╭─ Input material
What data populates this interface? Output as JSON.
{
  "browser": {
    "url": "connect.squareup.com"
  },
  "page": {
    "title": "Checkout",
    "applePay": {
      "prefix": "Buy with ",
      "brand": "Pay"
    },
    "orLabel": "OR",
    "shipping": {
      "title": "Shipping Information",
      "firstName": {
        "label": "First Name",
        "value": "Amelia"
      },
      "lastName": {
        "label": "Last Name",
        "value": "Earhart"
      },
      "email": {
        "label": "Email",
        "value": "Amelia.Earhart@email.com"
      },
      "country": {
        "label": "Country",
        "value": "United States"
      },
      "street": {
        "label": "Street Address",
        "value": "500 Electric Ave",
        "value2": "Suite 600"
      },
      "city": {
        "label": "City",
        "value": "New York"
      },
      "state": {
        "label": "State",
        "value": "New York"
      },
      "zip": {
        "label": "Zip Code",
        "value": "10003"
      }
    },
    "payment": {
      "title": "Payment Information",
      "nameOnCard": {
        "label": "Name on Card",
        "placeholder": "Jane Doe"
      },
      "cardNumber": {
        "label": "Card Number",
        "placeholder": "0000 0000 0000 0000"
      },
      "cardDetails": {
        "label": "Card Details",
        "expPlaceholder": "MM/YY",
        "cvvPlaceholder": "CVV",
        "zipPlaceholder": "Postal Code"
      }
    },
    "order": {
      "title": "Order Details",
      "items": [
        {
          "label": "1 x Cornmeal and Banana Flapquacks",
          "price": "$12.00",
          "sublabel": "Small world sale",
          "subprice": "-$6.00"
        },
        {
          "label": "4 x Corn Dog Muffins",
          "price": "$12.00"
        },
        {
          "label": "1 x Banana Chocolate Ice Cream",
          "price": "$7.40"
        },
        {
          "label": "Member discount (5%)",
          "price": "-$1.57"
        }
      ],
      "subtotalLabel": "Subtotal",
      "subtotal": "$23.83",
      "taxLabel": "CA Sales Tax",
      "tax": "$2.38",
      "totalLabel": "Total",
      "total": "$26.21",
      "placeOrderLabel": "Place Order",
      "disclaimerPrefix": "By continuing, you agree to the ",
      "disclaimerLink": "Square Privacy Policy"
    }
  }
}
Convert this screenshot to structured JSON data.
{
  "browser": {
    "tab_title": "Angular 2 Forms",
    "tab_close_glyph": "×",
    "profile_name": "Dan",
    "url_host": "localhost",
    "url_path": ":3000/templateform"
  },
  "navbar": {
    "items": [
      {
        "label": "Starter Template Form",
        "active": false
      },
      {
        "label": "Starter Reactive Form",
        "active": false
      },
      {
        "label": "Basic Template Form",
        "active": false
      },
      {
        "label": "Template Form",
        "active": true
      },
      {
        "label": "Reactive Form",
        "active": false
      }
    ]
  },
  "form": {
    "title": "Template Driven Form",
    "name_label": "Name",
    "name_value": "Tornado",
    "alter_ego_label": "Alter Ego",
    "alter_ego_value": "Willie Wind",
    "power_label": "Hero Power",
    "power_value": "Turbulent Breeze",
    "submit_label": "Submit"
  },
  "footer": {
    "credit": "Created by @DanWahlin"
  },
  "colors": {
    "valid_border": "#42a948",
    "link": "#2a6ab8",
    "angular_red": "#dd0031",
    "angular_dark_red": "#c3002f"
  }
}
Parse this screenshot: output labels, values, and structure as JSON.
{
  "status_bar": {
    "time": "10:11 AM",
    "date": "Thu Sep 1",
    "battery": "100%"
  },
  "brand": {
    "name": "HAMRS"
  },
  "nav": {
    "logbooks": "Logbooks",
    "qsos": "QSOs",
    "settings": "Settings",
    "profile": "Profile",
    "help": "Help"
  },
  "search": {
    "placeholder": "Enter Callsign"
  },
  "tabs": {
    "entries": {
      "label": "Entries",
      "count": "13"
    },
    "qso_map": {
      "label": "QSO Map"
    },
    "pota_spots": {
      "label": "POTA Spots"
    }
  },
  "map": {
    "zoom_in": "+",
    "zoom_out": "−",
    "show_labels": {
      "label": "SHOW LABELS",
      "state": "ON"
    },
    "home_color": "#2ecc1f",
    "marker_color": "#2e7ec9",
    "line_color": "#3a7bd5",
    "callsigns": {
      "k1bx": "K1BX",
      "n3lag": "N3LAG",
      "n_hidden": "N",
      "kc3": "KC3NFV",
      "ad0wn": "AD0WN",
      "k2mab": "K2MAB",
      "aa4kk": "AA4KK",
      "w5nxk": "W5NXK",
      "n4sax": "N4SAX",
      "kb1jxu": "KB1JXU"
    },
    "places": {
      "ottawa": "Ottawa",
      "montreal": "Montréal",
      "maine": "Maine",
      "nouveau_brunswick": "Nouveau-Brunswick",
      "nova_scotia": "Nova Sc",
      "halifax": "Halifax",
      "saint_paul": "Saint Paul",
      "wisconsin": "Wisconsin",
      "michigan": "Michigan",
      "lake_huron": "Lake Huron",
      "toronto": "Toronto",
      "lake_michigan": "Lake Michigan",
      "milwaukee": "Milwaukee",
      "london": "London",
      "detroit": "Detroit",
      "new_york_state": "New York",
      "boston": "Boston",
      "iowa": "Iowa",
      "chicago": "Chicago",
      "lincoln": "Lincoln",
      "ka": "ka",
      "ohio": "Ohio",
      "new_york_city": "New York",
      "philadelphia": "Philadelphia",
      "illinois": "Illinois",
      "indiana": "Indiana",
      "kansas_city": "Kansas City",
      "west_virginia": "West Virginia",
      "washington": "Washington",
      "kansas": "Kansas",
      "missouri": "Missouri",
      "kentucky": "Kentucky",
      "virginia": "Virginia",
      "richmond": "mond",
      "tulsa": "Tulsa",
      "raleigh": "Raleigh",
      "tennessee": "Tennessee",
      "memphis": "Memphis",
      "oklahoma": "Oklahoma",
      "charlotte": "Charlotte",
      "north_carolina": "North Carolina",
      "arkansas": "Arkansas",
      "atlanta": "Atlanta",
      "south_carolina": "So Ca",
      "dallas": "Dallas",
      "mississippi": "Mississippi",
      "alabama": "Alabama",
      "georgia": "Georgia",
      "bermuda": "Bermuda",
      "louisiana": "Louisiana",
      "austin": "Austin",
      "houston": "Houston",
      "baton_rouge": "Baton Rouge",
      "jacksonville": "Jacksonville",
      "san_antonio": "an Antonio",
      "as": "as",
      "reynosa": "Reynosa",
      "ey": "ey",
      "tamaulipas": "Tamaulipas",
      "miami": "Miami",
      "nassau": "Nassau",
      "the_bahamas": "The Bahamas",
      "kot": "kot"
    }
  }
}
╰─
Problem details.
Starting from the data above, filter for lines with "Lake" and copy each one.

Finished exercise.
      "lake_huron": "Lake Huron",
      "lake_michigan": "Lake Michigan",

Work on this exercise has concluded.